To work on an album “feels like working on my first EP again.” Eskridge described his tune “Real Type of Love,” the first tune that clicked for him. One that made him “happy and satisfied with empowerment” for himself. Eskridge pens eloquent phrases interlocked into infectious R&B grooves to bring his definition of love to life.
This is only the beginning.
“It’s hard when you’re the only [African-American] in the room,” said Eskridge in a raw manner. Over his time at Millikin, he first noticed that he was only in certain ensembles due to his sound and his style. Eskridge felt pressured. He felt that he had to keep up with his talent. While it may have been a simple push to assist in polishing this remarkable talent that Eskridge possesses, that isn’t what it felt like.
With being the only African-American in the room most of the time, Eskridge felt eyes. He feels singled-out and always in the spotlight.
Millikin has been fruitful for him. But Eskridge achieved his successes without Millikin having to do much at all. He worked on his own project in his bedroom throughout the quarantine. He worked during the breaks from school and poured his heart and soul into his music on his off-days. Eskridge has done this by himself. Eskridge has created passion, drive, and success.
“It’s a little much at times,” Eskridge said. “I don’t want or expect this kind of attention. [But] I did this myself. I got to this point. Millikin didn’t help me do this.”
Eskridge did this, yet he still feels isolated.
“There’s never going to be a day where I am upset with or regret who I am.” He continues, “That extends to all of who I am. I don’t regret anything.””

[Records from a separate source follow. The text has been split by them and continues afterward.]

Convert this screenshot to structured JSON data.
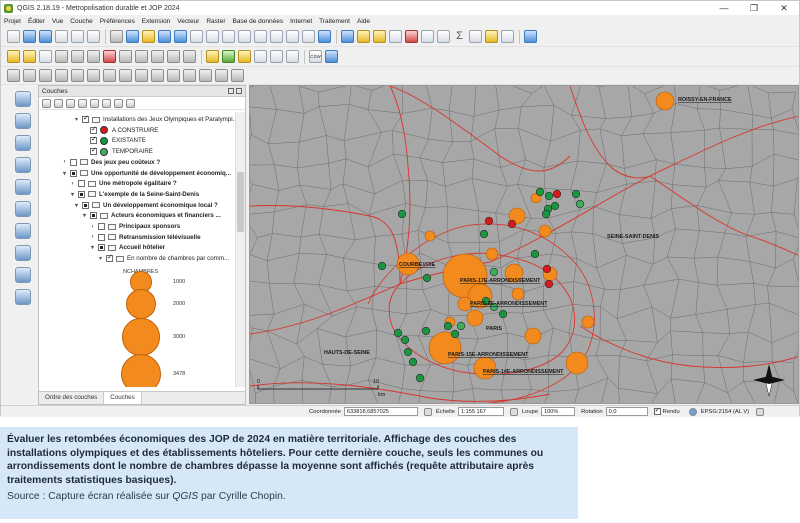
{
  "window": {
    "title": "QGIS 2.18.19 - Metropolisation durable et JOP 2024",
    "controls": [
      "—",
      "❐",
      "✕"
    ]
  },
  "menu": [
    "Projet",
    "Éditer",
    "Vue",
    "Couche",
    "Préférences",
    "Extension",
    "Vecteur",
    "Raster",
    "Base de données",
    "Internet",
    "Traitement",
    "Aide"
  ],
  "toolbar": {
    "csw_label": "CSW"
  },
  "layers_panel": {
    "title": "Couches",
    "tree": [
      {
        "text": "Installations des Jeux Olympiques et Paralympi...",
        "indent": 2,
        "check": "checked",
        "arrow": "▾",
        "icon": true,
        "bold": false
      },
      {
        "text": "A CONSTRUIRE",
        "indent": 3,
        "check": "checked",
        "symbol": "#d7191c"
      },
      {
        "text": "EXISTANTE",
        "indent": 3,
        "check": "checked",
        "symbol": "#1a9641"
      },
      {
        "text": "TEMPORAIRE",
        "indent": 3,
        "check": "checked",
        "symbol": "#3fae5a"
      },
      {
        "text": "Des jeux peu coûteux ?",
        "indent": 0,
        "check": "empty",
        "arrow": "›",
        "icon": true,
        "bold": true
      },
      {
        "text": "Une opportunité de développement économiq...",
        "indent": 0,
        "check": "partial",
        "arrow": "▾",
        "icon": true,
        "bold": true
      },
      {
        "text": "Une métropole égalitaire ?",
        "indent": 1,
        "check": "empty",
        "arrow": "›",
        "icon": true,
        "bold": true
      },
      {
        "text": "L'exemple de la Seine-Saint-Denis",
        "indent": 1,
        "check": "partial",
        "arrow": "▾",
        "icon": true,
        "bold": true
      },
      {
        "text": "Un développement économique local ?",
        "indent": 2,
        "check": "partial",
        "arrow": "▾",
        "icon": true,
        "bold": true
      },
      {
        "text": "Acteurs économiques et financiers ...",
        "indent": 3,
        "check": "partial",
        "arrow": "▾",
        "icon": true,
        "bold": true
      },
      {
        "text": "Principaux sponsors",
        "indent": 4,
        "check": "empty",
        "arrow": "›",
        "icon": true,
        "bold": true
      },
      {
        "text": "Retransmission télévisuelle",
        "indent": 4,
        "check": "empty",
        "arrow": "›",
        "icon": true,
        "bold": true
      },
      {
        "text": "Accueil hôtelier",
        "indent": 4,
        "check": "partial",
        "arrow": "▾",
        "icon": true,
        "bold": true
      },
      {
        "text": "En nombre de chambres par comm...",
        "indent": 5,
        "check": "checked",
        "arrow": "▾",
        "icon": true,
        "bold": false
      }
    ],
    "legend": {
      "title": "NCHAMBRES",
      "items": [
        {
          "label": "1000",
          "value": 1000
        },
        {
          "label": "2000",
          "value": 2000
        },
        {
          "label": "3000",
          "value": 3000
        },
        {
          "label": "3478",
          "value": 3478
        }
      ]
    },
    "tabs": [
      "Ordre des couches",
      "Couches"
    ],
    "active_tab": 1
  },
  "map": {
    "labels": {
      "seine_saint_denis": "SEINE-SAINT-DENIS",
      "hauts_de_seine": "HAUTS-DE-SEINE",
      "paris": "PARIS",
      "roissy": "ROISSY-EN-FRANCE",
      "courbevoie": "COURBEVOIE",
      "paris_17": "PARIS-17E-ARRONDISSEMENT",
      "paris_8": "PARIS-8E-ARRONDISSEMENT",
      "paris_15": "PARIS-15E-ARRONDISSEMENT",
      "paris_14": "PARIS-14E-ARRONDISSEMENT"
    },
    "scalebar": {
      "start": "0",
      "end": "10",
      "unit": "km"
    },
    "colors": {
      "background": "#a7a7a7",
      "border": "#d9342b",
      "hotel": "#f28a1e",
      "construire": "#d7191c",
      "existante": "#1a9641",
      "temporaire": "#3fae5a"
    }
  },
  "status": {
    "coord_label": "Coordonnée",
    "coord_value": "633818,6857025",
    "scale_label": "Échelle",
    "scale_value": "1:155 167",
    "magnifier_label": "Loupe",
    "magnifier_value": "100%",
    "rotation_label": "Rotation",
    "rotation_value": "0,0",
    "render_label": "Rendu",
    "crs": "EPSG:2154 (AL V)"
  },
  "caption": {
    "main": "Évaluer les retombées économiques des JOP de 2024 en matière territoriale. Affichage des couches des installations olympiques et des établissements hôteliers. Pour cette dernière couche, seuls les communes ou arrondissements dont le nombre de chambres dépasse la moyenne sont affichés (requête attributaire après traitements statistiques basiques).",
    "source_prefix": "Source : Capture écran réalisée sur ",
    "source_app": "QGIS",
    "source_suffix": " par Cyrille Chopin."
  }
}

Millikin has brought him closer to his “whole sense of identity,” but in situations where he’s the only African-American in the room, Eskridge feels tense and on-guard due to past personal experiences and those that his culture has experienced for thousands of years. Eskridge can be himself to the fullest when with his community, his race.
“Millikin can do better with making African-Americans feel better on campus.”
“Who I am is reflective of what my parents taught me.” Eskridge has his parents, his pastor, and many others to thank for who he is today. Without them, Eskridge may not be as in tune with who he is.
“There’s never going to be a day where I am upset with or regret who I am.” He continues, “That extends to all of who I am. I don’t regret anything.”
Millikin’s jubilant and impressive student, Jalen Eskridge, has paved the way for his own successes. He has put hard work into his work at every level. He has brought a beginning to this tale and an end as his time at Millikin dwells.
Eskridge doesn’t perform or work hard “to show off [his] capabilities.” He does it because he loves it. He loves music and it loves him.
Jalen Eskridge’s story is one of many inspirational and influential stories on this campus, but he’ll make the last statement. He will stand up and make a change.